A greenhouse is very effective at what it does, but to keep it working to the best of its abilities you should keep on top of any maintenance issues that may arise. Keep a sharp eye on things like window panes and side vents throughout the year, and do one thorough clear-out and inspection once a year (you can combine this with a deep clean). The best time to do this is probably autumn, but it depends on what you’re growing and when. Early spring will work just as well, especially if you've been overwintering plants; while any time you've got a break inbetween sowing/harvest cycles is a good time for maintenance and examining your growing space.
Ventilation is vitally important in a greenhouse: it stops the structure overheating to the point of harming plants, ensures good air circulation and reduces the chances of disease gaining a foothold. The main points of ventilation on the average greenhouse are the roof vent, side vents and the door. Check that the door is closing tightly and not letting in a draught. Hinged doors tend to be more reliable and have a tighter fit compared to sliding doors, which usually rely on ‘brush’ seals. If any of the side vents are squeaking, apply some oil to ensure that they keep opening and closing smoothly.

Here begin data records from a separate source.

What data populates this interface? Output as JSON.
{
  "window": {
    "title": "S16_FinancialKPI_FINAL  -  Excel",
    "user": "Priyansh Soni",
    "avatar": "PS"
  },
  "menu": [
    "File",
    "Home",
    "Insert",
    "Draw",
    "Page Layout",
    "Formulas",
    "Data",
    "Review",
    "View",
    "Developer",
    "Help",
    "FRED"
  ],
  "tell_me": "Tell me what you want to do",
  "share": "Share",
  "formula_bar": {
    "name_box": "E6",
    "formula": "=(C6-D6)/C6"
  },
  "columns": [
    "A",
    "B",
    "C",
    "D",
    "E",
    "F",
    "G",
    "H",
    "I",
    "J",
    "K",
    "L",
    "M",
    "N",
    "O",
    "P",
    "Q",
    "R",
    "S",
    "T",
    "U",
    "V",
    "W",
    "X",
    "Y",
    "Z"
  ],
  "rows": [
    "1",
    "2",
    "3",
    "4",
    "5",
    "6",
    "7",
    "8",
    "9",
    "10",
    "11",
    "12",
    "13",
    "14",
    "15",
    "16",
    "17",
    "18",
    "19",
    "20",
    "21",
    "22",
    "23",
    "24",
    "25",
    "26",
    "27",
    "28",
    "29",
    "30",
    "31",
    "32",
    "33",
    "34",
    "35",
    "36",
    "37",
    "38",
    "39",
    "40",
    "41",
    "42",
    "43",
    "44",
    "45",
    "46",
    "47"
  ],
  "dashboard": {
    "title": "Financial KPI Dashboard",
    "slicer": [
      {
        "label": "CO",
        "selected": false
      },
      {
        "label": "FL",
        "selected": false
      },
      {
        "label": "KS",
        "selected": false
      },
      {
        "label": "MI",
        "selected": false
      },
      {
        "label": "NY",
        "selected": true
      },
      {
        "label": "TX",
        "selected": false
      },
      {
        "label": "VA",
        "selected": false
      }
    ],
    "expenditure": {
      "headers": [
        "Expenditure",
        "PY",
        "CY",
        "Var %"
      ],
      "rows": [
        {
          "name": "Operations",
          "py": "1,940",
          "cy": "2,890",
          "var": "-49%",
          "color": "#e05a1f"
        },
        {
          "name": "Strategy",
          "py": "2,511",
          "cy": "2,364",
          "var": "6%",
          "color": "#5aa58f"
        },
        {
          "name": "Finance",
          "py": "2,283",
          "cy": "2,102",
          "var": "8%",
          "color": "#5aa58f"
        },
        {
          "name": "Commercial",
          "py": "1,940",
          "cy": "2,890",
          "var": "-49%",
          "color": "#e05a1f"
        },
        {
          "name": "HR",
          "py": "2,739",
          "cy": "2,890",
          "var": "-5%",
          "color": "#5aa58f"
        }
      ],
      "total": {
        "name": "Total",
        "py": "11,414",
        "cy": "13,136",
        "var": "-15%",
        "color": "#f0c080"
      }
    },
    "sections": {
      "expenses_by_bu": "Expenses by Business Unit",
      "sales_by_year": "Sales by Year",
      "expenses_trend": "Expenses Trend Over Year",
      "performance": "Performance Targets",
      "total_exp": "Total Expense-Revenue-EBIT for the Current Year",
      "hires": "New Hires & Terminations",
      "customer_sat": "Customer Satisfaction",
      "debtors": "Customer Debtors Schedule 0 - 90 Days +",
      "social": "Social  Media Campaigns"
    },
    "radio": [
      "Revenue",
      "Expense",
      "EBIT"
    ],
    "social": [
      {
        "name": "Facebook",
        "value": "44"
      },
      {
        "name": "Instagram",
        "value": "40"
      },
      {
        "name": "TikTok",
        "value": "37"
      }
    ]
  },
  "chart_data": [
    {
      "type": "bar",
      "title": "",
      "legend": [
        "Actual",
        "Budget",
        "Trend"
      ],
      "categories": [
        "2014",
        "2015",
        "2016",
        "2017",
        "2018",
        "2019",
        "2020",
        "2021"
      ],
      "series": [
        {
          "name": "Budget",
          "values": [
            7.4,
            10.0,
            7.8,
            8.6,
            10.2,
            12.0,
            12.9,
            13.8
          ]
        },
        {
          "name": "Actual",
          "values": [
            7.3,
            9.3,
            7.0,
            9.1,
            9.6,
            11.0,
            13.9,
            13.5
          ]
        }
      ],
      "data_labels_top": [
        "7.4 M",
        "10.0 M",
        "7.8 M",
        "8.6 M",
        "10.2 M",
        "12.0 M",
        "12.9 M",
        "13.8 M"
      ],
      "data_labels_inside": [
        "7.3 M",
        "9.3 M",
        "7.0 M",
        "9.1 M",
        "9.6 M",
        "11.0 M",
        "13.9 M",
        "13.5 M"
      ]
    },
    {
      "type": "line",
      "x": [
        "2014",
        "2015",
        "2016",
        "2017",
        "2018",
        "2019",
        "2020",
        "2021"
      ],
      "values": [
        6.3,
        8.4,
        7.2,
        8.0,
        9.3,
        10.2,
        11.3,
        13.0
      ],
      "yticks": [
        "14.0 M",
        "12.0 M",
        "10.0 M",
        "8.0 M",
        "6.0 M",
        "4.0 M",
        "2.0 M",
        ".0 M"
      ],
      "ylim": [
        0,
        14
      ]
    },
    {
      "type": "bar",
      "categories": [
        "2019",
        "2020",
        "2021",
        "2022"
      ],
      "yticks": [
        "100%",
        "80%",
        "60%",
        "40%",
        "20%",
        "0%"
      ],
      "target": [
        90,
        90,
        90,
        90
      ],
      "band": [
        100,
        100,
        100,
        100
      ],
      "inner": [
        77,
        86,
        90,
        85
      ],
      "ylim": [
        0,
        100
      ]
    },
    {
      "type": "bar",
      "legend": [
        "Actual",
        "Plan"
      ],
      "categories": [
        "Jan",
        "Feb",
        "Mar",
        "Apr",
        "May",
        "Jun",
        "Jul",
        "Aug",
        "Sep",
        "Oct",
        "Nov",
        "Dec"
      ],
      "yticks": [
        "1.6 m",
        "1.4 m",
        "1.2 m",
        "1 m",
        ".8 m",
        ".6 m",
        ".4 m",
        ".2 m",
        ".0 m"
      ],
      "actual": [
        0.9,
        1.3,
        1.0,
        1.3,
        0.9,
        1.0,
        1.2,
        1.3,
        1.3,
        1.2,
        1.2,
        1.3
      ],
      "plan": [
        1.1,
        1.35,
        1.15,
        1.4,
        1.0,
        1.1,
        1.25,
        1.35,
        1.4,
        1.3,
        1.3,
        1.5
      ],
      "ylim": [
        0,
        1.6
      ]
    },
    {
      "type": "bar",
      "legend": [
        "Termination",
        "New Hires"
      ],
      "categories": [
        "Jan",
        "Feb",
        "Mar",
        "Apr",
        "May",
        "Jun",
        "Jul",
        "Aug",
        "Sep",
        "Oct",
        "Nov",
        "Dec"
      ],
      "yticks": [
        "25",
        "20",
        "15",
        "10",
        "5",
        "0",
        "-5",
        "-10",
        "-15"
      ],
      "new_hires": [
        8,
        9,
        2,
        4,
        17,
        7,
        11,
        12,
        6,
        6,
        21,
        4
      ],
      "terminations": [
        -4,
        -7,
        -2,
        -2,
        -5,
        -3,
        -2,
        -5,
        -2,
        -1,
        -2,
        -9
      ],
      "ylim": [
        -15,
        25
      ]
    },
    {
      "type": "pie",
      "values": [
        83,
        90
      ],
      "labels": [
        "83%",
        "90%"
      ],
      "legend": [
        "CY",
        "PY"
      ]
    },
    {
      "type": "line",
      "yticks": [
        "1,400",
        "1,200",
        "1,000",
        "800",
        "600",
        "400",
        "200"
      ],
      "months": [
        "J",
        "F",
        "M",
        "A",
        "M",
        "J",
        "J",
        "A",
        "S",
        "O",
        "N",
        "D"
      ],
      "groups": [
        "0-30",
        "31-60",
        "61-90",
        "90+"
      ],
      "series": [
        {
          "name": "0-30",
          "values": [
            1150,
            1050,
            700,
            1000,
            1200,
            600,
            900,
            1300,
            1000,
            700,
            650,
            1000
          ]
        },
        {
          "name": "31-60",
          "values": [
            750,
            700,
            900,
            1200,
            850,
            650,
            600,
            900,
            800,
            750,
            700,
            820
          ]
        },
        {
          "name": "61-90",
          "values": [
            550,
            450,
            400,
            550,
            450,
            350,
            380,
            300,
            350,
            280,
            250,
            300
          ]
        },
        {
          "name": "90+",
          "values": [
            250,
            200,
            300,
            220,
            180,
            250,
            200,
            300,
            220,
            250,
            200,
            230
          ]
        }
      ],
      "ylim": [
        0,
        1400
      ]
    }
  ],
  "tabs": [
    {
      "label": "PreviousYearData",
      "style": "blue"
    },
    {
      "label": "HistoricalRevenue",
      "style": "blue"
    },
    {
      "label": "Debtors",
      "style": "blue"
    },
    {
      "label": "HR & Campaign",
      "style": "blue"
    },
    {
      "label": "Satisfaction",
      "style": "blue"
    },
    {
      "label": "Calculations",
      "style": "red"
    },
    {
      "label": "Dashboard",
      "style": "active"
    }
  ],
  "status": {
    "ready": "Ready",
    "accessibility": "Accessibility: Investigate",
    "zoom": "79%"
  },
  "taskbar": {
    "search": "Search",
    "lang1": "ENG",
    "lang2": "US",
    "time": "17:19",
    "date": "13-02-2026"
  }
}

Sliding doors can be handy, not just for accessibility but for an extra ventilation option in summer. However, the sliding action can sometimes become jammed - this can be caused by dirt and debris tracked in as you walk in and out of the greenhouse. The wheels can become worn as well, and may need to be replaced. Vacuum out any debris and then spray along the track with vinegar and water. Get a cloth and try to get right down into the track, lifting any remaining dirt.
Check that doors are closing tightly and that locks are functional. Apply oil to the hinges if necessary. If the lock is stiff or getting stuck, some graphite lubricant can get it working smoothly again.
In some ways the flipside of ventilation, you don’t want to have draughts in your greenhouse as they can play havoc, especially as the weather gets cooler or windier. Inspect the greenhouse frame and panels, looking for any gaps that might be evident. It’s a good idea to do this when there’s a stiff breeze outside as it’ll make the inspection job easier, at least on the side that the wind is blowing towards. Some draught excluders or adhesive strips can be used to plug up small gaps. Check that doors and vents are fitting tightly when they close. Check also that the base is solid and firm: gaps or weaknesses in the structure here can allow an entry-point for pests and cold draughts.
If the guttering becomes blocked, water will start to leak over the glazed panes and the framework of the greenhouse. This can cause a build-up of algae or rot on the outer structure, so it’s important to clear any leaves or debris out of the guttering every few months. If the downpipe has a blockage, use a wire coat hanger to try and lift any debris out near the top. Similarly, if the blockage is near the bottom, straighten out a coat hanger and push up the pipe to try and free the obstruction. A wire mesh can be placed at the entrance of the downpipe to filter out any large debris that could cause future blockages. Loose brackets may need to be replaced or tightened if the gutter is visibly sagging.
Check to see that all panes are firmly fixed in position, and that there are no cracks or damage. Glazing repair tape can be used temporarily but any cracked panels should be replaced as soon as possible. Even if it seems like a small crack, a spell of high winds could blow the panel in or push it out of its frame. With greenhouse panels you can choose between horticultural glass and polycarbonate, as well as toughened, reinforced glass. When the glazing needs to be replaced, you can even opt to switch out glass for polycarbonate: polycarbonate is much more durable and can withstand very harsh weather conditions. It’s not quite as attractive as glass, although it still has impressive light transmission abilities. Replacing glazing is generally an easier task than it might sound: glazing clips and glazing bars allow you to slot the panels into place. Having said that, always be very careful when handling glass.
Although they’re not as common as aluminium greenhouses, wooden greenhouses remain popular due to their charming aesthetic. They’ll also require a fair bit more upkeep, although just how much can depend on the kind of wood the frame has been crafted from (cedar is more rot-resistant). Watch out for any signs of damp and mould. Doing a good clean once or twice a year and repainting every couple of years will keep the wood in good condition. Linseed oil is a plant-safe wood preservative that can replace natural oils and is suitable for using on all wood types.
Be vigilant when it comes to dry rot: panel edges and parts of the lower frame are particular spots to inspect. Spongy or darkened wood can be early warning signs. Once it sets in it can spread extensively, generating its own moisture. Polyester filler or a wood hardener can be used to repair rot. With the filler you will be able to mold and shape the finished look. If the damage is more extensive it might be better to replace the wood altogether.